It makes no sense to require pre-products such as mash to be carried through your bottling setup, and you definitely don’t want to slow down your operation. Avoid transporting materials across your facility with a setup that keeps one step congruent with the next. You’ll find that you’ll increase your production, reduce wasted time, and reduce wasted materials as well.
Humans and machines
Even if your setup allows for a natural flow of product from one step to the next, you should consider both the humans involved in your process and the machines you’ll utilize for movement. If your entire wash back setup is in a tight corner where foot traffic is limited, you’ll find a significant gap in your production. Similarly, if there’s no space in your bottling setup or warehouse to allow movement of machines, you’ll quickly realize just how much extra labor is required before packaging.

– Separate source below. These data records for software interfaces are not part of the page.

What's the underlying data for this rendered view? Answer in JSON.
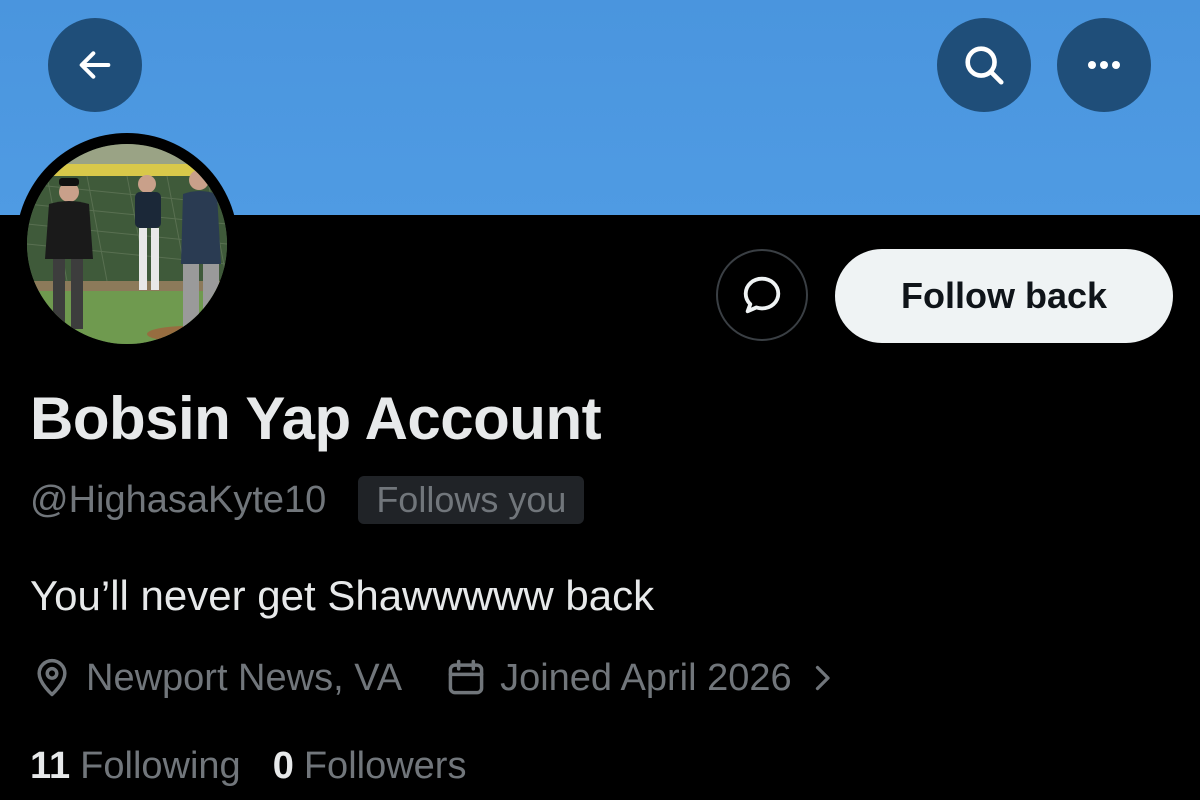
{
  "header": {
    "back_icon": "arrow-left-icon",
    "search_icon": "search-icon",
    "more_icon": "more-horizontal-icon",
    "banner_color": "#4f9be3",
    "button_bg_color": "#1f4e79"
  },
  "profile": {
    "avatar_description": "avatar-photo",
    "display_name": "Bobsin Yap Account",
    "handle": "@HighasaKyte10",
    "follows_you_label": "Follows you",
    "bio": "You’ll never get Shawwwww back",
    "location": "Newport News, VA",
    "joined": "Joined April 2026",
    "following_count": "11",
    "following_label": "Following",
    "followers_count": "0",
    "followers_label": "Followers"
  },
  "actions": {
    "message_icon": "message-bubble-icon",
    "follow_back_label": "Follow back"
  },
  "colors": {
    "background": "#000000",
    "primary_text": "#e7e9ea",
    "secondary_text": "#71767b",
    "follow_button_bg": "#eff3f4"
  }
}
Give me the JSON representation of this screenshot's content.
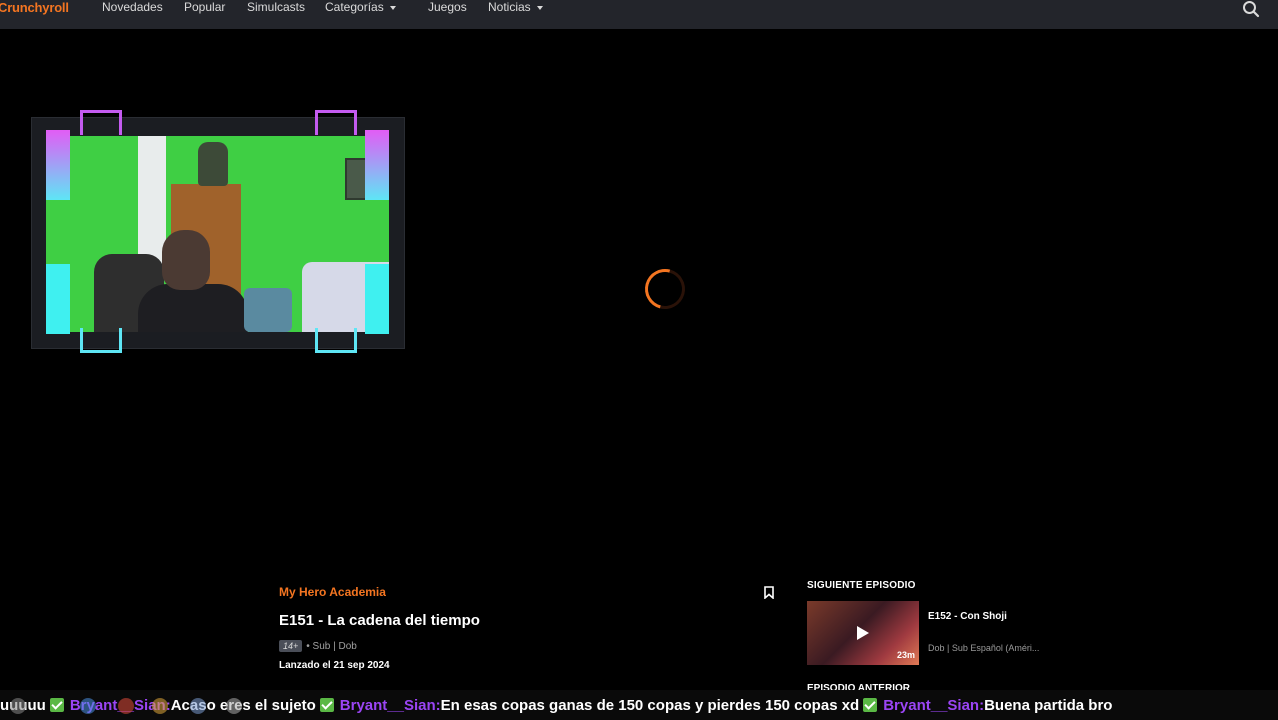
{
  "topnav": {
    "logo": "Crunchyroll",
    "items": [
      {
        "label": "Novedades",
        "dropdown": false
      },
      {
        "label": "Popular",
        "dropdown": false
      },
      {
        "label": "Simulcasts",
        "dropdown": false
      },
      {
        "label": "Categorías",
        "dropdown": true
      },
      {
        "label": "Juegos",
        "dropdown": false
      },
      {
        "label": "Noticias",
        "dropdown": true
      }
    ],
    "search_icon": "search-icon"
  },
  "player": {
    "state": "loading",
    "spinner_color": "#f47521"
  },
  "episode": {
    "series": "My Hero Academia",
    "title": "E151 - La cadena del tiempo",
    "rating": "14+",
    "audio": "• Sub | Dob",
    "release": "Lanzado el 21 sep 2024",
    "bookmark_icon": "bookmark-icon"
  },
  "next_episode": {
    "heading": "SIGUIENTE EPISODIO",
    "title": "E152 - Con Shoji",
    "duration": "23m",
    "subtitle": "Dob | Sub Español (Améri..."
  },
  "previous_episode": {
    "heading": "EPISODIO ANTERIOR"
  },
  "chat_ticker": {
    "segments": [
      {
        "type": "msg",
        "text": "uuuuu"
      },
      {
        "type": "check"
      },
      {
        "type": "user",
        "text": "Bryant__Sian:"
      },
      {
        "type": "msg",
        "text": "Acaso eres el sujeto"
      },
      {
        "type": "check"
      },
      {
        "type": "user",
        "text": "Bryant__Sian:"
      },
      {
        "type": "msg",
        "text": "En esas copas ganas de 150 copas y pierdes 150 copas xd"
      },
      {
        "type": "check"
      },
      {
        "type": "user",
        "text": "Bryant__Sian:"
      },
      {
        "type": "msg",
        "text": "Buena partida bro"
      }
    ]
  },
  "colors": {
    "brand": "#f47521",
    "nav_bg": "#23252b",
    "chat_user": "#9b45f5",
    "check": "#5ab845"
  }
}
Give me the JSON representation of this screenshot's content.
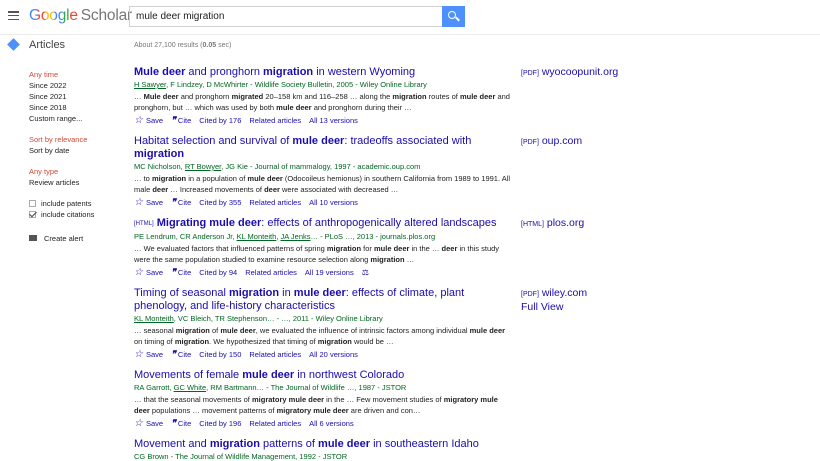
{
  "header": {
    "logo_google": "Google",
    "logo_scholar": "Scholar",
    "search_value": "mule deer migration"
  },
  "page": {
    "section_title": "Articles",
    "result_stats": "About 27,100 results (0.05 sec)"
  },
  "sidebar": {
    "time_filters": [
      "Any time",
      "Since 2022",
      "Since 2021",
      "Since 2018",
      "Custom range..."
    ],
    "sort_options": [
      "Sort by relevance",
      "Sort by date"
    ],
    "type_options": [
      "Any type",
      "Review articles"
    ],
    "include_patents_label": "include patents",
    "include_citations_label": "include citations",
    "include_patents_checked": false,
    "include_citations_checked": true,
    "create_alert_label": "Create alert"
  },
  "actions": {
    "save": "Save",
    "cite": "Cite",
    "related": "Related articles"
  },
  "results": [
    {
      "title_html": "<b>Mule deer</b> and pronghorn <b>migration</b> in western Wyoming",
      "authors_html": "<span class=\"auth-link\">H Sawyer</span>, F Lindzey, D McWhirter - Wildlife Society Bulletin, 2005 - Wiley Online Library",
      "snippet_html": "… <b>Mule deer</b> and pronghorn <b>migrated</b> 20–158 km and 116–258 … along the <b>migration</b> routes of <b>mule deer</b> and pronghorn, but … which was used by both <b>mule deer</b> and pronghorn during their …",
      "cited_by": "Cited by 176",
      "versions": "All 13 versions",
      "link": {
        "tag": "[PDF]",
        "domain": "wyocoopunit.org"
      }
    },
    {
      "title_html": "Habitat selection and survival of <b>mule deer</b>: tradeoffs associated with <b>migration</b>",
      "authors_html": "MC Nicholson, <span class=\"auth-link\">RT Bowyer</span>, JG Kie - Journal of mammalogy, 1997 - academic.oup.com",
      "snippet_html": "… to <b>migration</b> in a population of <b>mule deer</b> (Odocoileus hemionus) in southern California from 1989 to 1991. All male <b>deer</b> … Increased movements of <b>deer</b> were associated with decreased …",
      "cited_by": "Cited by 355",
      "versions": "All 10 versions",
      "link": {
        "tag": "[PDF]",
        "domain": "oup.com"
      }
    },
    {
      "title_html": "<span class=\"html-tag\">[HTML]</span> <b>Migrating mule deer</b>: effects of anthropogenically altered landscapes",
      "authors_html": "PE Lendrum, CR Anderson Jr, <span class=\"auth-link\">KL Monteith</span>, <span class=\"auth-link\">JA Jenks</span>… - PLoS …, 2013 - journals.plos.org",
      "snippet_html": "… We evaluated factors that influenced patterns of spring <b>migration</b> for <b>mule deer</b> in the … <b>deer</b> in this study were the same population studied to examine resource selection along <b>migration</b> …",
      "cited_by": "Cited by 94",
      "versions": "All 19 versions",
      "link": {
        "tag": "[HTML]",
        "domain": "plos.org"
      }
    },
    {
      "title_html": "Timing of seasonal <b>migration</b> in <b>mule deer</b>: effects of climate, plant phenology, and life-history characteristics",
      "authors_html": "<span class=\"auth-link\">KL Monteith</span>, VC Bleich, TR Stephenson… - …, 2011 - Wiley Online Library",
      "snippet_html": "… seasonal <b>migration</b> of <b>mule deer</b>, we evaluated the influence of intrinsic factors among individual <b>mule deer</b> on timing of <b>migration</b>. We hypothesized that timing of <b>migration</b> would be …",
      "cited_by": "Cited by 150",
      "versions": "All 20 versions",
      "link": {
        "tag": "[PDF]",
        "domain": "wiley.com",
        "extra": "Full View"
      }
    },
    {
      "title_html": "Movements of female <b>mule deer</b> in northwest Colorado",
      "authors_html": "RA Garrott, <span class=\"auth-link\">GC White</span>, RM Bartmann… - The Journal of Wildlife …, 1987 - JSTOR",
      "snippet_html": "… that the seasonal movements of <b>migratory mule deer</b> in the … Few movement studies of <b>migratory mule deer</b> populations … movement patterns of <b>migratory mule deer</b> are driven and con…",
      "cited_by": "Cited by 196",
      "versions": "All 6 versions",
      "link": null
    },
    {
      "title_html": "Movement and <b>migration</b> patterns of <b>mule deer</b> in southeastern Idaho",
      "authors_html": "CG Brown - The Journal of Wildlife Management, 1992 - JSTOR",
      "snippet_html": "",
      "cited_by": "",
      "versions": "",
      "link": null
    }
  ]
}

Ensure you have a well-defined central roadway that is kept clear for machine traffic, as well as sufficient space near the necessary equipment. Other areas that require mostly foot traffic can be kept narrow, but it’s important to ensure you don’t cause hazard or productivity issues by arranging machinery too close together. In general, leave room for efficiency and safety anywhere that requires human or machinery access.
Service and maintenance
While employee access to the operating parts of your equipment is crucial for production, you’ll also need to take service and maintenance into account. For day-to-day maintenance, employees will need access to clean, power off, and otherwise operate the equipment for maintenance purposes. For regular and emergency service calls, a technician will need access to the most commonly repaired parts.
In general, leave enough clearance between pieces of equipment for all necessary parties to access the front, back, and sides of each. Similarly, keep equipment away from walls so even the most obscure portions of each are available for servicing. You’ll cut down on maintenance labor considerably by taking the time to plan for service access.
Final packaging and distribution
Even after the distilling process is complete, you’ll find that efficiency is key in bottling, packaging, and distribution as well. For starters, it’s important to choose packaging elements that adhere quickly and seal well, avoiding excess time in production and messy, unreliable packaging. For most bottlers, this includes the use of hot melt adhesives for both labeling and boxing.
In addition, consider locating your packaging equipment near your warehouse floor or at least near a wide pathway for transport. Carrying cases of finished product through your active production areas is a practice you should avoid at all costs. Meanwhile, locate functions like bottling, labeling and packaging near one another for maximum efficiency.
APPLIED Adhesives Can Help You Stay Efficient
Just as the best spirits in the industry can’t save a distillery that struggles to produce them efficiently, an excellent distilling process means very little if you aren’t able to keep your bottling and packaging operations running at pace with production. Hot melt products from APPLIED Adhesives can help you streamline your production times and ensure you’re delivering a beautifully packaged product to your customers.
For more information or to receive a quote, contact us at (800) 274-9801 or complete an online inquiry.
Written by Bob Hamilton